Scranton is a thriving city in northeastern Pennsylvania, with a vibrant culture and a plethora of great neighborhoods to choose from. One of the best neighborhoods in Scranton is Green Ridge, which features beautiful historic homes, tree-lined streets, and a strong sense of community. Another top neighborhood is Clarks Green, which offers a peaceful suburban feel and stunning views of the surrounding countryside. Other popular neighborhoods in Scranton include North Scranton, which boasts a wide variety of affordable homes and a thriving local business district, and Hill Section, which features breathtaking architecture and easy access to downtown amenities. Overall, Scranton is a wonderful place to call home, with a diverse range of neighborhoods to suit every lifestyle and budget.
Moving to Scranton,PA: Tips and Resources
Moving to Scranton, PA can be an exciting and challenging task. As with any move, it is important to prepare well in advance to make the transition as smooth as possible. R
esearch neighborhoods, schools, and job opportunities beforehand to ensure that you find the right fit for you and your family. Additionally, be sure to budget for moving expenses and consider hiring a reputable moving company. To make the process even easier, utilize local resources such as the Greater Scranton Chamber of Commerce and Scranton Tomorrow to learn more about the community and get involved in local events and organizations. With the right preparation and mindset, moving to Scranton can be a great choice for a new home.
Conclusion: Is Scranton Right for You?
In conclusion, whether Scranton is right for you depends on your individual needs and preferences. The city has its charms, such as affordability, friendly community, and historic architecture. However, it also has its downsides, such as a high crime rate, limited career opportunities, and harsh winters. Ultimately, if you value a strong sense of community and don’t mind the colder climate, Scranton might be a great fit for you. On the other hand, if you prioritize career growth and opportunities, or if you cannot tolerate harsh weather, Scranton may not be the best choice for you. It’s recommended that you weigh the pros and cons carefully before considering a move to Scranton.
Q: What is the population of Scranton, PA?
A: According to the latest data from 2023, the population of Scranton, PA is approximately 76,000.
Q: What is the cost of living in Scranton, PA?
A: The cost of living in Scranton, PA is lower than the national average, especially when it comes to housing, utilities, and healthcare.
Q: What is the job market like in Scranton, PA?
A: The job market in Scranton, PA is relatively stable, with a variety of employment opportunities in fields such as healthcare, education, and manufacturing.

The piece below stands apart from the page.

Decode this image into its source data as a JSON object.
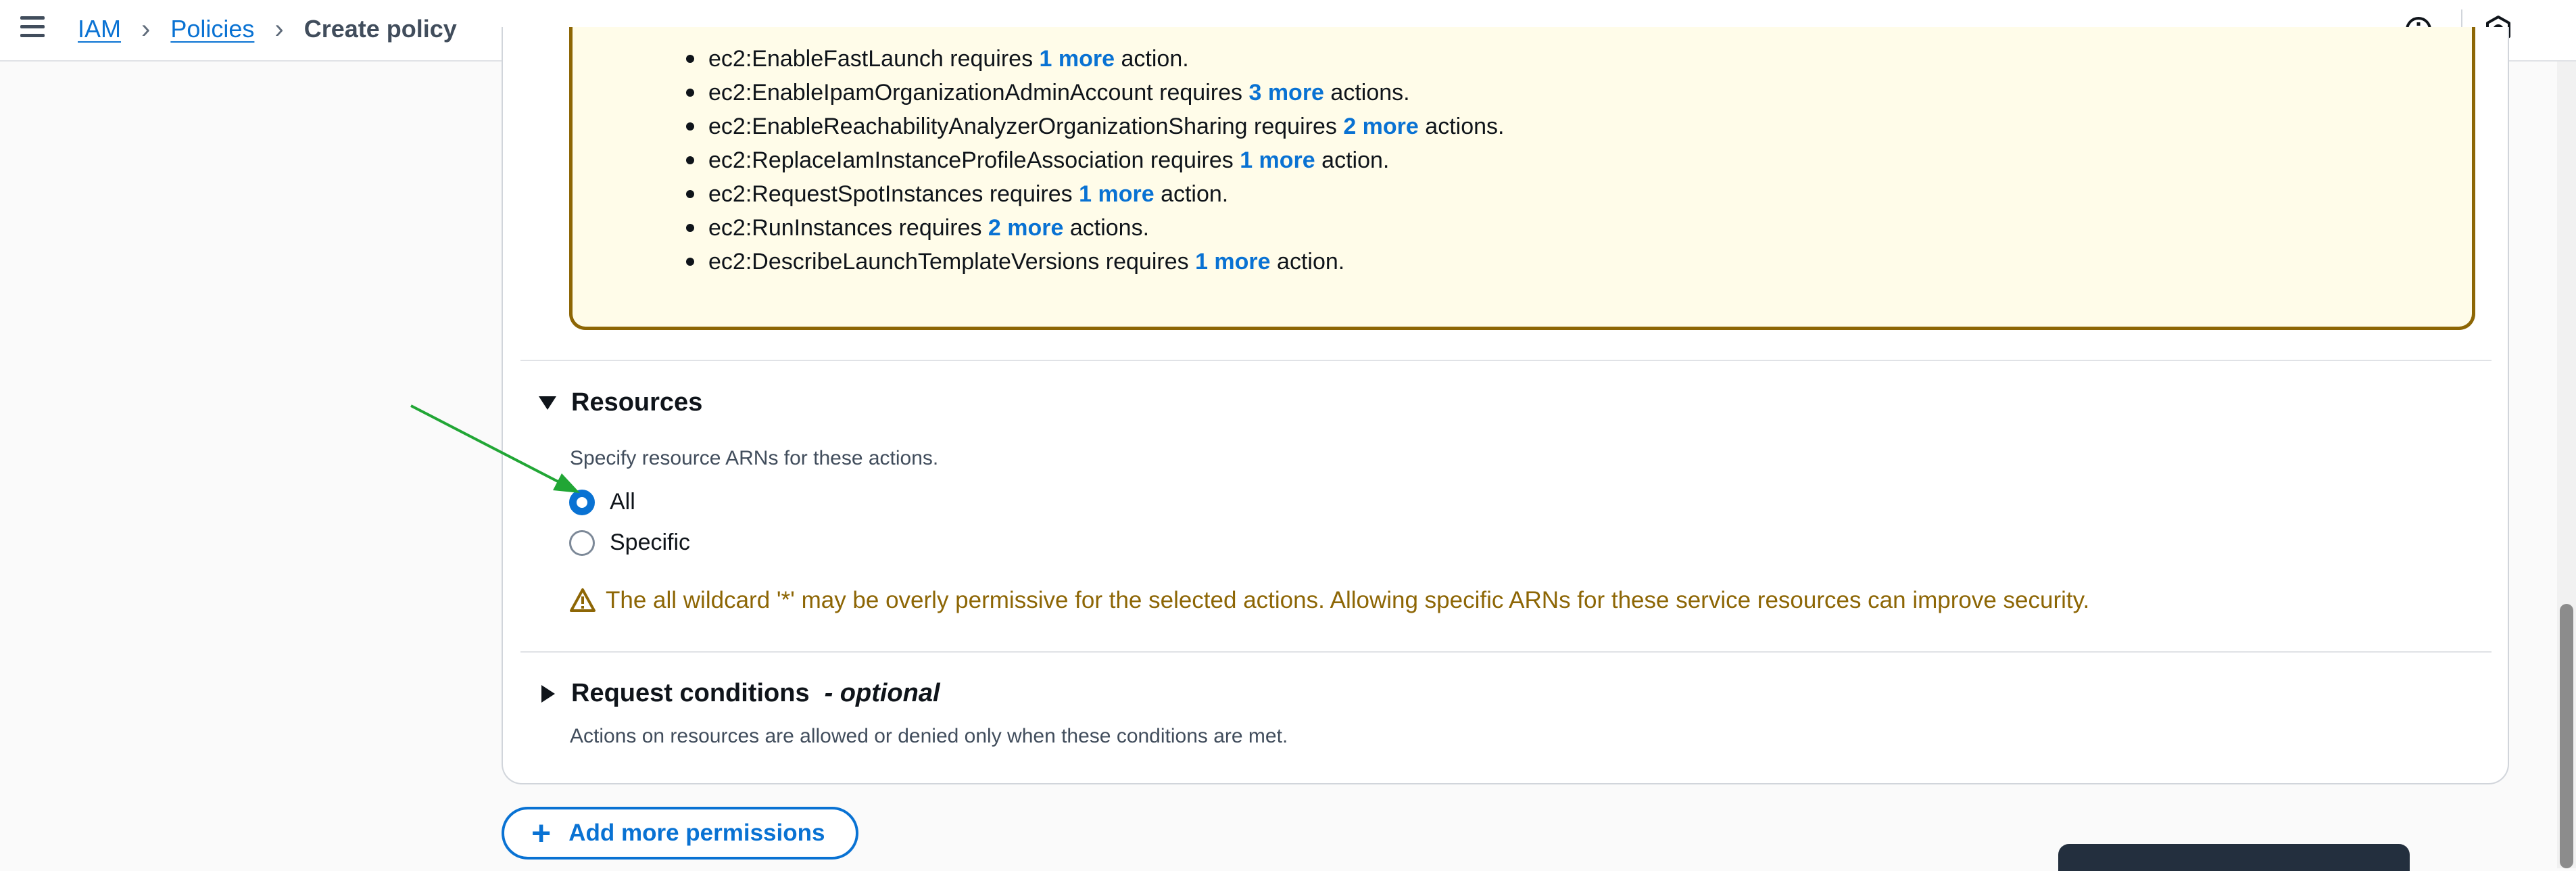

Q: What are the education options like in Scranton, PA?
A: Scranton, PA has a variety of educational options, including multiple high-quality public school districts and several private schools. Additionally, there are several colleges and universities in the area.
Q: What is the crime rate in Scranton, PA?
A: The crime rate in Scranton, PA is slightly higher than the national average, particularly when it comes to property crimes.
Q: What is the weather like in Scranton, PA?
A: Scranton, PA experiences cold and snowy winters, mild springs, warm summers, and colorful autumn foliage.
Q: What are the cultural attractions in Scranton, PA?
A: Scranton, PA has a variety of cultural attractions, including multiple theaters, museums, galleries, and historic sites. Additionally, the city hosts several festivals and events throughout the year.
Q: What is the transportation system like in Scranton, PA?
A: Scranton, PA has a relatively limited public transportation system, but access to highways and major airports is available nearby. Additionally, the city is pedestrian-friendly with several walkable neighborhoods.
Q: What are the pros of living in Scranton, PA?
A: The pros of living in Scranton, PA include the low cost of living, the variety of employment opportunities, and the abundance of cultural attractions and events.
Q: What are the cons of living in Scranton, PA?
A: The cons of living in Scranton, PA include the higher than average crime rate, the cold and snowy winters, and the limited public transportation system.